  • Greener – As well as being able to deliver greener buildings, modular construction usually results in a significant reduction in the levels of site traffic and deliveries, alongside a drop in fossil-fuel powered machinery on-site.
  • Safer – With significant proportions of the build programme being undertaken in a clean, controlled, well-lit and heavily monitored environment, and with less manual labour on-site, modular construction should be significantly safer.

How about key challenges?

Like any new methodology, it is not without its challenges;

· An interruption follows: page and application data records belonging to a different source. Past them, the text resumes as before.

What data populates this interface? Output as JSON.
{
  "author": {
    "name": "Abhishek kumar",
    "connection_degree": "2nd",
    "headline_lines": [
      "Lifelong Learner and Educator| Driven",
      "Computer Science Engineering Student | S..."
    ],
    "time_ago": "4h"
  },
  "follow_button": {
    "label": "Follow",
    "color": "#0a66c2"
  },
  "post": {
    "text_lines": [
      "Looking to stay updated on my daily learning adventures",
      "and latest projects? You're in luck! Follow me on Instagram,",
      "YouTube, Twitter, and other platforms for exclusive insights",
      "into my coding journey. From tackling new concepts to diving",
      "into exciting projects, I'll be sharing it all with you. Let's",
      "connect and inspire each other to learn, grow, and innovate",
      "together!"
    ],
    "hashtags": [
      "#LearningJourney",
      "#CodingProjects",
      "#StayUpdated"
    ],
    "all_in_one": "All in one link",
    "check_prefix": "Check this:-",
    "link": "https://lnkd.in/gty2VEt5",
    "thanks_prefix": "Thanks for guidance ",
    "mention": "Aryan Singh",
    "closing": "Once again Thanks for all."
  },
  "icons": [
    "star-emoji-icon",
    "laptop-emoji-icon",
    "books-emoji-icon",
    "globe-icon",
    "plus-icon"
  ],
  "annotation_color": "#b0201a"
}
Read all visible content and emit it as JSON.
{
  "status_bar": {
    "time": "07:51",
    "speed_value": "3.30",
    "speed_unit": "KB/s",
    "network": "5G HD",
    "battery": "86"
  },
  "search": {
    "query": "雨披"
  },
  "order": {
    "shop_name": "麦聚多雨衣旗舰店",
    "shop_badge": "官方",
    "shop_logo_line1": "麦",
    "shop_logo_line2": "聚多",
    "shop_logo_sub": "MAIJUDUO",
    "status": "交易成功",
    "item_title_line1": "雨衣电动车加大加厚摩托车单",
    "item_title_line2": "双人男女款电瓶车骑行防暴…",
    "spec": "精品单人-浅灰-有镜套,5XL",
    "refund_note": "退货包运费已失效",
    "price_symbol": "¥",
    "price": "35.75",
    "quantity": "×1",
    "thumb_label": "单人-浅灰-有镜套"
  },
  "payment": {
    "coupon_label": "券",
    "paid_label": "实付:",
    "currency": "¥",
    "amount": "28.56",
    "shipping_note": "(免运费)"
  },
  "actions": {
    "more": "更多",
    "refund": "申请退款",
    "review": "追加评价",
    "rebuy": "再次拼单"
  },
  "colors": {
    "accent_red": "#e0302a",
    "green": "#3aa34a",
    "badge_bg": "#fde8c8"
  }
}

  • Building design has to be finalised (and fully locked down) much earlier than with traditional methods of construction in order for it to work with the foundations and superstructure.
  • The agreement of ownership, and issuance of vesting certificates, can be a significant challenge if large volumes of materials/modules are either being stored off-site, or being transported significant distances in order to reach the site. Deciding at which point ownership transfers from modular manufacturer to developer can be challenging.
  • The above challenge requires financiers/funders of the development to be far more hands-on and involved in the production process in order to facilitate smooth issuance of vesting certificates and payment, otherwise efficiency gains can be quickly eradicated due to financial hold-ups.
  • The ability to move between modular manufacturers on a given project is currently extremely limited due to the large variance in systems and data being used across the industry.
  • Traditional forms of contract require bespoke amendments, guided by the eye of a lawyer experienced in the world of modular construction, in order to allow for elements such as testing being incorporated within the scope of works.

What does this mean for insurance?

Whilst not new to the UK construction market, insurers are still wary of modular construction, as generally they have not yet built up enough of an experience in how these buildings perform over time to have reliable actuarial models upon which to base their underwriting. As a result, there are pockets of expertise within the market, but the general attitude is one of nervousness, usually resulting in higher rates.

Key considerations to be aware of are linked to Professional Indemnity (PI) insurance;

  • The aggregation/series of claims clause – Due to the significant potential for multiple, identical and repetitive defects in a modular design, it is vital for the manufacturer/contractor to have an appropriate clause in their PI insurance policy wording. This should allow for only one policy excess to be applied in such a scenario where each defect has arisen out of the same proximate clause, rather than each defect and claim having its own excess applied, as this could result in a huge variance in what is paid out in the event of a claim. With the rise in PI excesses in recent years, it could even be the difference between a claim breaching the excess at all, or not.
  • Fitness for purpose – Partly a contractual issue, partly an insurance issue – employers tend to push for a fitness for purpose obligation in modular construction due to the increased reliance on the modular manufacturer for the design and performance of the building. This should be avoided wherever possible as insurers are extremely reluctant to offer protection against fitness for purpose clauses; and where unavoidable, please consult your broker as early as possible in the process to see what options you have available to you.

This is growth market, and one of the many directions in which our industry is adopting in order to achieve the aggressive government housing and emissions targets. Therefore, modular construction is likely here to stay – how far the boundaries are pushed and how quickly it is adopted, however, remains to be seen. Mark Farmer’s recent appointment as the government’s champion for MMC indicates the accelerator may be about to be engaged.